*What you should do*
Every record, down to the last line, must be given again exactly.
——
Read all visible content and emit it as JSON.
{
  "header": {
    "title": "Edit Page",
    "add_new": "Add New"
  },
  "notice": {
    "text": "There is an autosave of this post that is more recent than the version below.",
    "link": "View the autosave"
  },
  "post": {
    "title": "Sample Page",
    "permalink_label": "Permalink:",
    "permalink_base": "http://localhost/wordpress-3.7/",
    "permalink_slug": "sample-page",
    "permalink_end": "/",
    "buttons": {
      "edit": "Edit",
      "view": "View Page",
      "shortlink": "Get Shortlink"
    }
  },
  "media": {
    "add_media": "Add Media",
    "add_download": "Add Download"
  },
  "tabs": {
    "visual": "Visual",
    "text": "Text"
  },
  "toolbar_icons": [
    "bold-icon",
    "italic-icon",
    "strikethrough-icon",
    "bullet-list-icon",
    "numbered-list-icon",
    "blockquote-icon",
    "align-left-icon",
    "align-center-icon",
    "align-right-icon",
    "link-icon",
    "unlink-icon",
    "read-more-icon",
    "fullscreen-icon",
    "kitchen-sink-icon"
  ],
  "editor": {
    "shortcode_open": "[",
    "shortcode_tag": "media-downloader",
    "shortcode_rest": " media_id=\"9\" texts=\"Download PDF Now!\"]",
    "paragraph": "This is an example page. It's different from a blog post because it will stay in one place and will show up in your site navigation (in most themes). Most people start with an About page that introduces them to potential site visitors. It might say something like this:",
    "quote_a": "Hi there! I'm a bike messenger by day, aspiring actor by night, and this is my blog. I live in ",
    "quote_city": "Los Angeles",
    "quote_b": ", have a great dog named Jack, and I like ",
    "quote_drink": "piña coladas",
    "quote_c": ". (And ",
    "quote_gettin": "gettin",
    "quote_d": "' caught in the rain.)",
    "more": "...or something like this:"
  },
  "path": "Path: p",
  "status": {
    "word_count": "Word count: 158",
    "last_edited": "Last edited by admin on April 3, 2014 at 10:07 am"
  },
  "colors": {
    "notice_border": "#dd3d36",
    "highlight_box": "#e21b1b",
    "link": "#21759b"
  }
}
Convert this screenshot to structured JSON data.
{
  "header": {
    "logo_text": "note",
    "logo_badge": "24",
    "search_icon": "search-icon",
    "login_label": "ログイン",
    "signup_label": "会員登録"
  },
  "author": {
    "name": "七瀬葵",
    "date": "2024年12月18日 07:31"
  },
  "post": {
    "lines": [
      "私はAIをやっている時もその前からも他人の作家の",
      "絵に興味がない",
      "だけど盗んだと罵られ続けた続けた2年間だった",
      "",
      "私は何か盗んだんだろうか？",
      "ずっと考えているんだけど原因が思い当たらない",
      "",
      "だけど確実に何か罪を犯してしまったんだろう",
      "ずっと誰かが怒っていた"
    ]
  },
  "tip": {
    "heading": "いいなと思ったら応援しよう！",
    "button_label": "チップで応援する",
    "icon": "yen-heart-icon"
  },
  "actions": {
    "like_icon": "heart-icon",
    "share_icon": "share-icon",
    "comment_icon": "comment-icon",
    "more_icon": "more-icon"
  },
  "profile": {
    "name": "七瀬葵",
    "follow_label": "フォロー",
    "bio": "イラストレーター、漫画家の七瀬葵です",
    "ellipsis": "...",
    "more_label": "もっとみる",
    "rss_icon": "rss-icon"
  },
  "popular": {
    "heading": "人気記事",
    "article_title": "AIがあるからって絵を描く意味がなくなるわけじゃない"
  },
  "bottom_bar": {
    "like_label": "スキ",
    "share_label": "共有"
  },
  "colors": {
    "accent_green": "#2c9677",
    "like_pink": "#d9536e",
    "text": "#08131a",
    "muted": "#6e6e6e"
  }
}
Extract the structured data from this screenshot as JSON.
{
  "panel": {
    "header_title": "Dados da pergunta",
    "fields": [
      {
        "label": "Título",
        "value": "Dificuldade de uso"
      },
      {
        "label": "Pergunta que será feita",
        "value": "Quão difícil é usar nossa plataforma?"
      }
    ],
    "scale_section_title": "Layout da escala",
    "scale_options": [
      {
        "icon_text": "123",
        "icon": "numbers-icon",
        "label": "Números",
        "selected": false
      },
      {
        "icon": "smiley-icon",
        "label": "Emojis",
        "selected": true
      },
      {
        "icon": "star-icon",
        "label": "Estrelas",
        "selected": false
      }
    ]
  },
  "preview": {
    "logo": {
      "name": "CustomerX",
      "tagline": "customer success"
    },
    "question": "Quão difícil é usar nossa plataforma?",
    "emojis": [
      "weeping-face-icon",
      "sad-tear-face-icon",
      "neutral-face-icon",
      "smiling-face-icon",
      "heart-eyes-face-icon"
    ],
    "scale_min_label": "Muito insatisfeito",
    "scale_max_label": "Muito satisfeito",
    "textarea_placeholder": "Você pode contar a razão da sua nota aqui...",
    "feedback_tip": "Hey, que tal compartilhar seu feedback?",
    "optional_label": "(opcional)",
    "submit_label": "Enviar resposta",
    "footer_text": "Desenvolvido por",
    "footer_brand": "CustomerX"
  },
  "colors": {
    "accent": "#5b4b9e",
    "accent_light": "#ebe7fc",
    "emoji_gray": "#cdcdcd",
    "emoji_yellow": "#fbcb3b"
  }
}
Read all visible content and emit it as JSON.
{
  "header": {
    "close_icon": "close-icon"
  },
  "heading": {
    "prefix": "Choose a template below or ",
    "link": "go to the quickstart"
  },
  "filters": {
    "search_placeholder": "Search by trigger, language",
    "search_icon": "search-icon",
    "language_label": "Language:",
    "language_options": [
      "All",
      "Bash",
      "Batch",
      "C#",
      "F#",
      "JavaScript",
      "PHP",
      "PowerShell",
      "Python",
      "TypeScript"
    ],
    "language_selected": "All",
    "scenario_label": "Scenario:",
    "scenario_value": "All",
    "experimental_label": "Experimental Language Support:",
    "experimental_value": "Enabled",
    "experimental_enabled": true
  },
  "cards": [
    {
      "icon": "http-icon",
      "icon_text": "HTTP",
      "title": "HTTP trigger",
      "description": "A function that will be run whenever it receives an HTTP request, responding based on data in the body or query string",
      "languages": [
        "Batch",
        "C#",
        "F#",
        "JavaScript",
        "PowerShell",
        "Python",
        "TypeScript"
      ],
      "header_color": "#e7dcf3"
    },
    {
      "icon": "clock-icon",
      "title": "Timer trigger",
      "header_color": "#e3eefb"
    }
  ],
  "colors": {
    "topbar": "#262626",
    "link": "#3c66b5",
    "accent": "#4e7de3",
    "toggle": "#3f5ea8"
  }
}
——
*Output of the task*
Read all visible content and emit it as JSON.
{
  "header": {
    "title": "Edit Page",
    "add_new": "Add New"
  },
  "notice": {
    "text": "There is an autosave of this post that is more recent than the version below.",
    "link": "View the autosave"
  },
  "post": {
    "title": "Sample Page",
    "permalink_label": "Permalink:",
    "permalink_base": "http://localhost/wordpress-3.7/",
    "permalink_slug": "sample-page",
    "permalink_end": "/",
    "buttons": {
      "edit": "Edit",
      "view": "View Page",
      "shortlink": "Get Shortlink"
    }
  },
  "media": {
    "add_media": "Add Media",
    "add_download": "Add Download"
  },
  "tabs": {
    "visual": "Visual",
    "text": "Text"
  },
  "toolbar_icons": [
    "bold-icon",
    "italic-icon",
    "strikethrough-icon",
    "bullet-list-icon",
    "numbered-list-icon",
    "blockquote-icon",
    "align-left-icon",
    "align-center-icon",
    "align-right-icon",
    "link-icon",
    "unlink-icon",
    "read-more-icon",
    "fullscreen-icon",
    "kitchen-sink-icon"
  ],
  "editor": {
    "shortcode_open": "[",
    "shortcode_tag": "media-downloader",
    "shortcode_rest": " media_id=\"9\" texts=\"Download PDF Now!\"]",
    "paragraph": "This is an example page. It's different from a blog post because it will stay in one place and will show up in your site navigation (in most themes). Most people start with an About page that introduces them to potential site visitors. It might say something like this:",
    "quote_a": "Hi there! I'm a bike messenger by day, aspiring actor by night, and this is my blog. I live in ",
    "quote_city": "Los Angeles",
    "quote_b": ", have a great dog named Jack, and I like ",
    "quote_drink": "piña coladas",
    "quote_c": ". (And ",
    "quote_gettin": "gettin",
    "quote_d": "' caught in the rain.)",
    "more": "...or something like this:"
  },
  "path": "Path: p",
  "status": {
    "word_count": "Word count: 158",
    "last_edited": "Last edited by admin on April 3, 2014 at 10:07 am"
  },
  "colors": {
    "notice_border": "#dd3d36",
    "highlight_box": "#e21b1b",
    "link": "#21759b"
  }
}
Convert this screenshot to structured JSON data.
{
  "header": {
    "logo_text": "note",
    "logo_badge": "24",
    "search_icon": "search-icon",
    "login_label": "ログイン",
    "signup_label": "会員登録"
  },
  "author": {
    "name": "七瀬葵",
    "date": "2024年12月18日 07:31"
  },
  "post": {
    "lines": [
      "私はAIをやっている時もその前からも他人の作家の",
      "絵に興味がない",
      "だけど盗んだと罵られ続けた続けた2年間だった",
      "",
      "私は何か盗んだんだろうか？",
      "ずっと考えているんだけど原因が思い当たらない",
      "",
      "だけど確実に何か罪を犯してしまったんだろう",
      "ずっと誰かが怒っていた"
    ]
  },
  "tip": {
    "heading": "いいなと思ったら応援しよう！",
    "button_label": "チップで応援する",
    "icon": "yen-heart-icon"
  },
  "actions": {
    "like_icon": "heart-icon",
    "share_icon": "share-icon",
    "comment_icon": "comment-icon",
    "more_icon": "more-icon"
  },
  "profile": {
    "name": "七瀬葵",
    "follow_label": "フォロー",
    "bio": "イラストレーター、漫画家の七瀬葵です",
    "ellipsis": "...",
    "more_label": "もっとみる",
    "rss_icon": "rss-icon"
  },
  "popular": {
    "heading": "人気記事",
    "article_title": "AIがあるからって絵を描く意味がなくなるわけじゃない"
  },
  "bottom_bar": {
    "like_label": "スキ",
    "share_label": "共有"
  },
  "colors": {
    "accent_green": "#2c9677",
    "like_pink": "#d9536e",
    "text": "#08131a",
    "muted": "#6e6e6e"
  }
}
Extract the structured data from this screenshot as JSON.
{
  "panel": {
    "header_title": "Dados da pergunta",
    "fields": [
      {
        "label": "Título",
        "value": "Dificuldade de uso"
      },
      {
        "label": "Pergunta que será feita",
        "value": "Quão difícil é usar nossa plataforma?"
      }
    ],
    "scale_section_title": "Layout da escala",
    "scale_options": [
      {
        "icon_text": "123",
        "icon": "numbers-icon",
        "label": "Números",
        "selected": false
      },
      {
        "icon": "smiley-icon",
        "label": "Emojis",
        "selected": true
      },
      {
        "icon": "star-icon",
        "label": "Estrelas",
        "selected": false
      }
    ]
  },
  "preview": {
    "logo": {
      "name": "CustomerX",
      "tagline": "customer success"
    },
    "question": "Quão difícil é usar nossa plataforma?",
    "emojis": [
      "weeping-face-icon",
      "sad-tear-face-icon",
      "neutral-face-icon",
      "smiling-face-icon",
      "heart-eyes-face-icon"
    ],
    "scale_min_label": "Muito insatisfeito",
    "scale_max_label": "Muito satisfeito",
    "textarea_placeholder": "Você pode contar a razão da sua nota aqui...",
    "feedback_tip": "Hey, que tal compartilhar seu feedback?",
    "optional_label": "(opcional)",
    "submit_label": "Enviar resposta",
    "footer_text": "Desenvolvido por",
    "footer_brand": "CustomerX"
  },
  "colors": {
    "accent": "#5b4b9e",
    "accent_light": "#ebe7fc",
    "emoji_gray": "#cdcdcd",
    "emoji_yellow": "#fbcb3b"
  }
}
Read all visible content and emit it as JSON.
{
  "header": {
    "close_icon": "close-icon"
  },
  "heading": {
    "prefix": "Choose a template below or ",
    "link": "go to the quickstart"
  },
  "filters": {
    "search_placeholder": "Search by trigger, language",
    "search_icon": "search-icon",
    "language_label": "Language:",
    "language_options": [
      "All",
      "Bash",
      "Batch",
      "C#",
      "F#",
      "JavaScript",
      "PHP",
      "PowerShell",
      "Python",
      "TypeScript"
    ],
    "language_selected": "All",
    "scenario_label": "Scenario:",
    "scenario_value": "All",
    "experimental_label": "Experimental Language Support:",
    "experimental_value": "Enabled",
    "experimental_enabled": true
  },
  "cards": [
    {
      "icon": "http-icon",
      "icon_text": "HTTP",
      "title": "HTTP trigger",
      "description": "A function that will be run whenever it receives an HTTP request, responding based on data in the body or query string",
      "languages": [
        "Batch",
        "C#",
        "F#",
        "JavaScript",
        "PowerShell",
        "Python",
        "TypeScript"
      ],
      "header_color": "#e7dcf3"
    },
    {
      "icon": "clock-icon",
      "title": "Timer trigger",
      "header_color": "#e3eefb"
    }
  ],
  "colors": {
    "topbar": "#262626",
    "link": "#3c66b5",
    "accent": "#4e7de3",
    "toggle": "#3f5ea8"
  }
}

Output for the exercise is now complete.